== EXERCISE BRIEF ==
Repeat, exactly and alone, every line from the line that contains "Decode this image" to the end of the entries.

Element data from apps and pages:
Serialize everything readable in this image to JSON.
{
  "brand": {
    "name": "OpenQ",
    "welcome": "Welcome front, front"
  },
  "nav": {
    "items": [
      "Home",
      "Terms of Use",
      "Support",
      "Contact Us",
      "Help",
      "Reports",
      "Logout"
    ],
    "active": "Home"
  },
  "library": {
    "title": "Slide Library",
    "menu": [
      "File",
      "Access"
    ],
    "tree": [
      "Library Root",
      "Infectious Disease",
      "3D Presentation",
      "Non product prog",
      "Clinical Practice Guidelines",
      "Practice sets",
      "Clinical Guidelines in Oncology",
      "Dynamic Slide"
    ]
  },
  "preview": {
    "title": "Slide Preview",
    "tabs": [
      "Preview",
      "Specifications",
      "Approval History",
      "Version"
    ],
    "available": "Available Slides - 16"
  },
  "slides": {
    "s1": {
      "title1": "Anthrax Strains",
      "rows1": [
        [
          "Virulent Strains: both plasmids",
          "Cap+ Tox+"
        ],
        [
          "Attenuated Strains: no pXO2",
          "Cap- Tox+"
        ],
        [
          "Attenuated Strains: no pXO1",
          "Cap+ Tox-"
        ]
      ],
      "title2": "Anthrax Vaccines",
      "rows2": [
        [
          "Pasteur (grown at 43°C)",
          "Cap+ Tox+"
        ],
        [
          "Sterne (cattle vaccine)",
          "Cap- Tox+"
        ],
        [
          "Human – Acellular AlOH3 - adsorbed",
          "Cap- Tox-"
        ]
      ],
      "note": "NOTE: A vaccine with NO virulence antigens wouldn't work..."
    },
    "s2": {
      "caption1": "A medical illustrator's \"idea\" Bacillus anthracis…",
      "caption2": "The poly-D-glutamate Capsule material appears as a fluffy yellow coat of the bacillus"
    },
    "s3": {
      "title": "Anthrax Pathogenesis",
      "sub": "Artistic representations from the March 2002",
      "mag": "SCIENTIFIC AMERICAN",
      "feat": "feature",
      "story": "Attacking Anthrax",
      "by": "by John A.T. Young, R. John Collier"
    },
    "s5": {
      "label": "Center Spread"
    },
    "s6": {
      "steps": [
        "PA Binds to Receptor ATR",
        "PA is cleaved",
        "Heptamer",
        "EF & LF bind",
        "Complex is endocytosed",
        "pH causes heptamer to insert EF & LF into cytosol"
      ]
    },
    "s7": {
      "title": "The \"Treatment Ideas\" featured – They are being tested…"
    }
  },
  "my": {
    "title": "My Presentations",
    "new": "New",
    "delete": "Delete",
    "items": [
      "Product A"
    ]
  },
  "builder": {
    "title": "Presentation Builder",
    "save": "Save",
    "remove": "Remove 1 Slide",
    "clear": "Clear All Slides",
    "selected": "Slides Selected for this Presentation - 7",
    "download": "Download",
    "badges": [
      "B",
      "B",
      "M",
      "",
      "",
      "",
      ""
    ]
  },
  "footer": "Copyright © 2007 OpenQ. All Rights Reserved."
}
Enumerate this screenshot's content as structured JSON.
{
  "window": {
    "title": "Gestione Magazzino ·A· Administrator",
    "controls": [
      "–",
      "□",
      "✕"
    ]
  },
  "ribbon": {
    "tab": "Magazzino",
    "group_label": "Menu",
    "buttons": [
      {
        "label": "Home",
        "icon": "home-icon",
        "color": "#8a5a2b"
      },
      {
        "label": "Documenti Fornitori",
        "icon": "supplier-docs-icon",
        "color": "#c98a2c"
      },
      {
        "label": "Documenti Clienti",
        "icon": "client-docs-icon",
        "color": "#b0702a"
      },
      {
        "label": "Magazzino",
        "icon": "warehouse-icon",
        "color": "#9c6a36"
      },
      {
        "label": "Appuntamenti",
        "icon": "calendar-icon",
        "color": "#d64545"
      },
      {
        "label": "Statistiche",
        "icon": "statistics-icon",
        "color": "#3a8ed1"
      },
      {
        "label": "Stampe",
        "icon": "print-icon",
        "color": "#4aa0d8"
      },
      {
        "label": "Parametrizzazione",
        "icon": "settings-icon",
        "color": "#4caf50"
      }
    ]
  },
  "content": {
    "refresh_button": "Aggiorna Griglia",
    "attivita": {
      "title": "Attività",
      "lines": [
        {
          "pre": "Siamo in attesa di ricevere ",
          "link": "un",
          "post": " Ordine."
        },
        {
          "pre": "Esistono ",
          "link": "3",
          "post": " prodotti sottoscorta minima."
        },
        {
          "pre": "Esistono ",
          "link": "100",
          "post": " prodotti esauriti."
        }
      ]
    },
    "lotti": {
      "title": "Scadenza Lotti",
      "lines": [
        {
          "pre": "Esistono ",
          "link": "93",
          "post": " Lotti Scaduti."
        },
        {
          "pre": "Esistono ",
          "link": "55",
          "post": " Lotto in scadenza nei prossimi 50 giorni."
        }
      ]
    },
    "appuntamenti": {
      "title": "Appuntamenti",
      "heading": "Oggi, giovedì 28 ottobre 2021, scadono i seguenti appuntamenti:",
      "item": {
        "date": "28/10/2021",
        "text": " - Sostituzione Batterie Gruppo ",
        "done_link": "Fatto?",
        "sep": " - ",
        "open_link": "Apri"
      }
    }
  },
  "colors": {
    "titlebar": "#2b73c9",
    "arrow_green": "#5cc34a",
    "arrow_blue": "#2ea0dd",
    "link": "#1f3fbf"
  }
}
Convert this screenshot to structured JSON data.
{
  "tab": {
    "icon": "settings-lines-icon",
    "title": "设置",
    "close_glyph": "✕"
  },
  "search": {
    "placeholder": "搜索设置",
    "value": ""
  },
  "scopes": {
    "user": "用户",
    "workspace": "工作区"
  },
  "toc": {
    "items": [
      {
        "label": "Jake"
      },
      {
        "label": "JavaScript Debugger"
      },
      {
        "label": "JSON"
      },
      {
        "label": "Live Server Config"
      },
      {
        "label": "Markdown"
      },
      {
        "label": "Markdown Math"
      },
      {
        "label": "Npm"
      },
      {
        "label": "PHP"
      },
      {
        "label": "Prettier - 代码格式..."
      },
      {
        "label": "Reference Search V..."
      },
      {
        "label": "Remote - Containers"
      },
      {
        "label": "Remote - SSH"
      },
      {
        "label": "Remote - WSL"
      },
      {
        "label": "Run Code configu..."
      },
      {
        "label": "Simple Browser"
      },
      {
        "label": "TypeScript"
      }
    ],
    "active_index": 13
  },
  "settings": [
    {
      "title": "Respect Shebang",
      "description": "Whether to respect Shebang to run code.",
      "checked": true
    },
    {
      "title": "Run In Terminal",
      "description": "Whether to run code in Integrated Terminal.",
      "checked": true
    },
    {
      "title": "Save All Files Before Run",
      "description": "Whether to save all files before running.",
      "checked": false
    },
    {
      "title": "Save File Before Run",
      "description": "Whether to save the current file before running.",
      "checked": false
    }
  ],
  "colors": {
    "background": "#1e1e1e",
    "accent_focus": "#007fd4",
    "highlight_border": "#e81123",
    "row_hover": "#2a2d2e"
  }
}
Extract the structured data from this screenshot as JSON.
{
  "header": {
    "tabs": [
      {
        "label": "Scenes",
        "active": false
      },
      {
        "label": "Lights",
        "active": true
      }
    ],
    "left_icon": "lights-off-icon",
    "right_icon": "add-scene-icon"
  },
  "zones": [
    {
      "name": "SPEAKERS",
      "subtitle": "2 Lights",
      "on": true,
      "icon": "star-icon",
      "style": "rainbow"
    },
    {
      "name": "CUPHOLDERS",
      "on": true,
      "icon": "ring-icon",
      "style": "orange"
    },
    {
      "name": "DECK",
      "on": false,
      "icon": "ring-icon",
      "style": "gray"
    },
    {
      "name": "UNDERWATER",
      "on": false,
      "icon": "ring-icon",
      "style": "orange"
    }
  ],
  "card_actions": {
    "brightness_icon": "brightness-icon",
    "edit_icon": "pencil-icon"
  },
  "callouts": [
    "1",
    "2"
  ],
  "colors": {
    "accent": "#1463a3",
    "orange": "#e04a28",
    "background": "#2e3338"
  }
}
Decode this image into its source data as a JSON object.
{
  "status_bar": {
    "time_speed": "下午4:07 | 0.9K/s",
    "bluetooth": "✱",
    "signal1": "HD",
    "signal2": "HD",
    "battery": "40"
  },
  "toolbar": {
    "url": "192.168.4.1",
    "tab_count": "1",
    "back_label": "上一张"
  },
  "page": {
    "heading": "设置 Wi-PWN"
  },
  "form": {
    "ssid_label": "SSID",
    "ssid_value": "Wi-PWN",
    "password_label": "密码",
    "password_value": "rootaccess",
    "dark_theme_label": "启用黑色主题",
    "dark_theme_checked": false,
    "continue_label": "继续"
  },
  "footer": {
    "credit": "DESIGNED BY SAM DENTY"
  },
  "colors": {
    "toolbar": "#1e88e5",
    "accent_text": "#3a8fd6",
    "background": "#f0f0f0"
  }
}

== EXERCISE SOLUTION ==
Decode this image into its source data as a JSON object.
{
  "status_bar": {
    "time_speed": "下午4:07 | 0.9K/s",
    "bluetooth": "✱",
    "signal1": "HD",
    "signal2": "HD",
    "battery": "40"
  },
  "toolbar": {
    "url": "192.168.4.1",
    "tab_count": "1",
    "back_label": "上一张"
  },
  "page": {
    "heading": "设置 Wi-PWN"
  },
  "form": {
    "ssid_label": "SSID",
    "ssid_value": "Wi-PWN",
    "password_label": "密码",
    "password_value": "rootaccess",
    "dark_theme_label": "启用黑色主题",
    "dark_theme_checked": false,
    "continue_label": "继续"
  },
  "footer": {
    "credit": "DESIGNED BY SAM DENTY"
  },
  "colors": {
    "toolbar": "#1e88e5",
    "accent_text": "#3a8fd6",
    "background": "#f0f0f0"
  }
}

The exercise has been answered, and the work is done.